• Your task: Since only the text is wanted, print every entry below exactly and omit the images.

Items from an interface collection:
# # # #

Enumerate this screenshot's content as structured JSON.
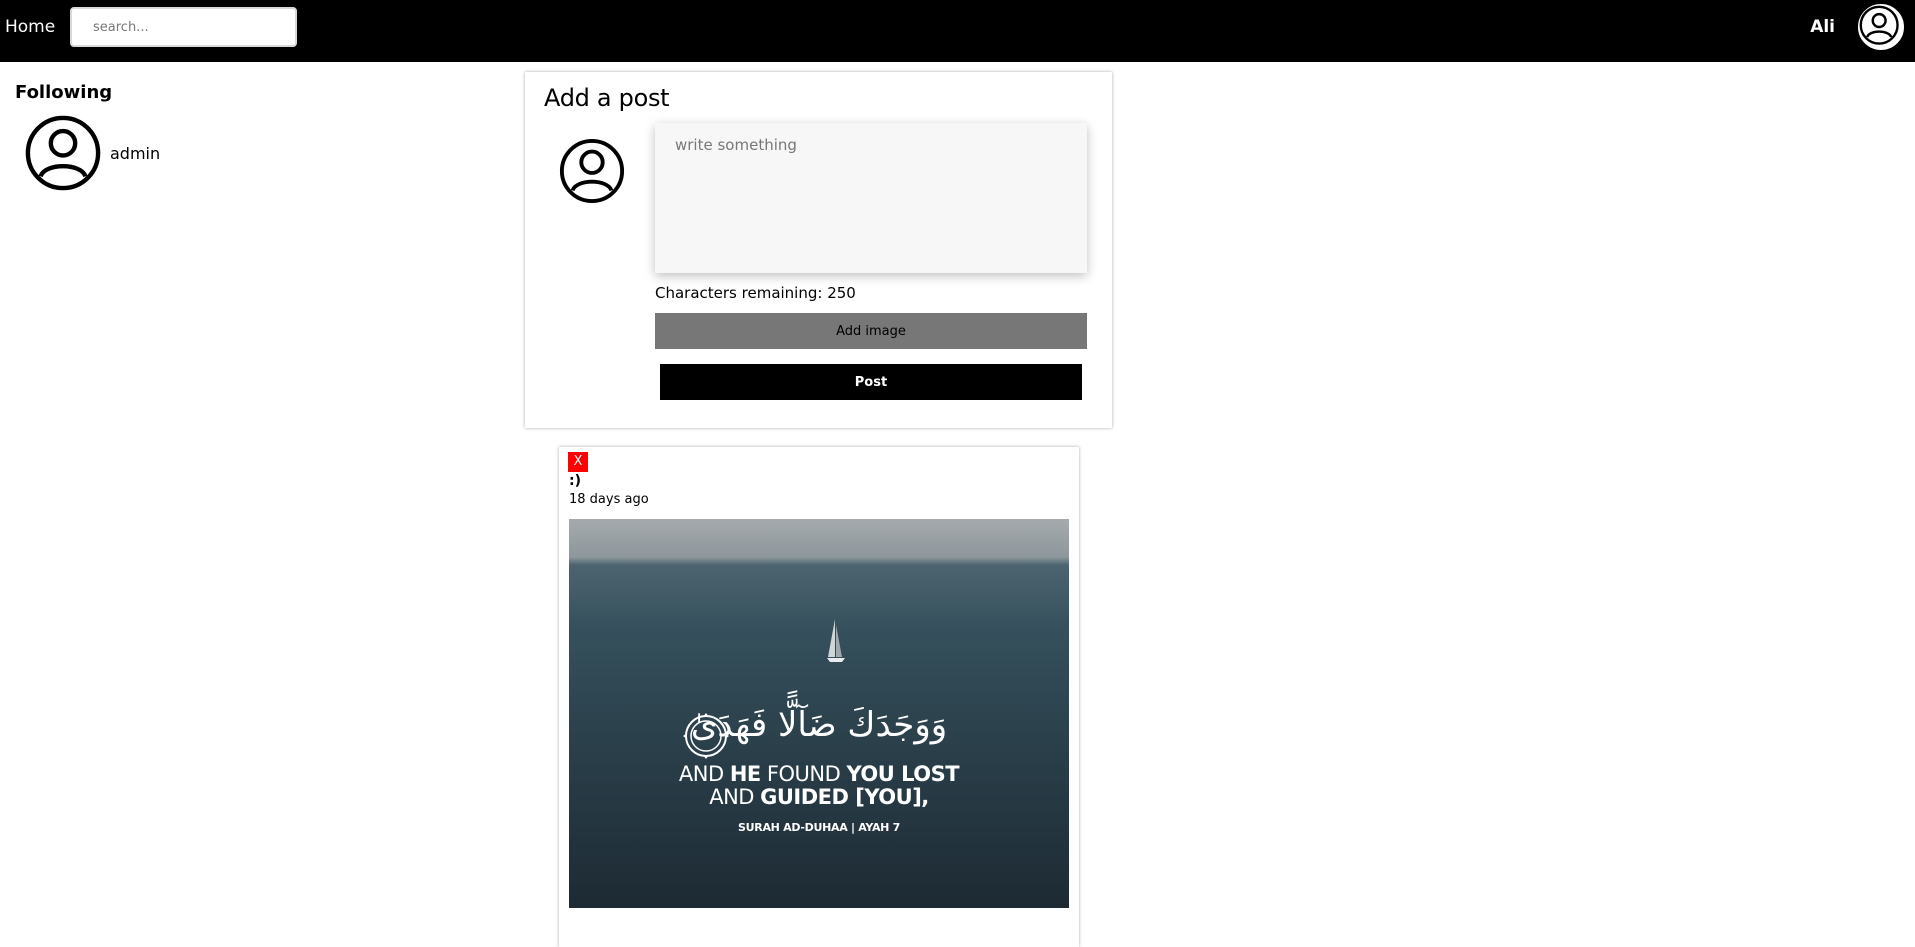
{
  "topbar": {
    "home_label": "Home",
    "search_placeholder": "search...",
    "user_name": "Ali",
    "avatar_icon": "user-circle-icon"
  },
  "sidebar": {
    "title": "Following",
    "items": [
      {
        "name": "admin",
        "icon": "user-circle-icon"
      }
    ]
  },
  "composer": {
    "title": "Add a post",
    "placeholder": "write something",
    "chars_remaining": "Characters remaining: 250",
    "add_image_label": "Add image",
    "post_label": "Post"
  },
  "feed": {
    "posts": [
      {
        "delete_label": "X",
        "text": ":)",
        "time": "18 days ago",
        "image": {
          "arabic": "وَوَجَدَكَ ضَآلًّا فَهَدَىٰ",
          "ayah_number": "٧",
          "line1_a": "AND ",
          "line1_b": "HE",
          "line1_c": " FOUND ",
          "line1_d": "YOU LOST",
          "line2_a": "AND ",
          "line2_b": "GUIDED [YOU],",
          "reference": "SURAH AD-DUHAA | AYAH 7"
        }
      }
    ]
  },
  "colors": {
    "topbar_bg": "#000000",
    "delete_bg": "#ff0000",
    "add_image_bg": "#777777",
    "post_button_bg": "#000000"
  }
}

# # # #

• Exercise response:
Enumerate this screenshot's content as structured JSON.
{
  "topbar": {
    "home_label": "Home",
    "search_placeholder": "search...",
    "user_name": "Ali",
    "avatar_icon": "user-circle-icon"
  },
  "sidebar": {
    "title": "Following",
    "items": [
      {
        "name": "admin",
        "icon": "user-circle-icon"
      }
    ]
  },
  "composer": {
    "title": "Add a post",
    "placeholder": "write something",
    "chars_remaining": "Characters remaining: 250",
    "add_image_label": "Add image",
    "post_label": "Post"
  },
  "feed": {
    "posts": [
      {
        "delete_label": "X",
        "text": ":)",
        "time": "18 days ago",
        "image": {
          "arabic": "وَوَجَدَكَ ضَآلًّا فَهَدَىٰ",
          "ayah_number": "٧",
          "line1_a": "AND ",
          "line1_b": "HE",
          "line1_c": " FOUND ",
          "line1_d": "YOU LOST",
          "line2_a": "AND ",
          "line2_b": "GUIDED [YOU],",
          "reference": "SURAH AD-DUHAA | AYAH 7"
        }
      }
    ]
  },
  "colors": {
    "topbar_bg": "#000000",
    "delete_bg": "#ff0000",
    "add_image_bg": "#777777",
    "post_button_bg": "#000000"
  }
}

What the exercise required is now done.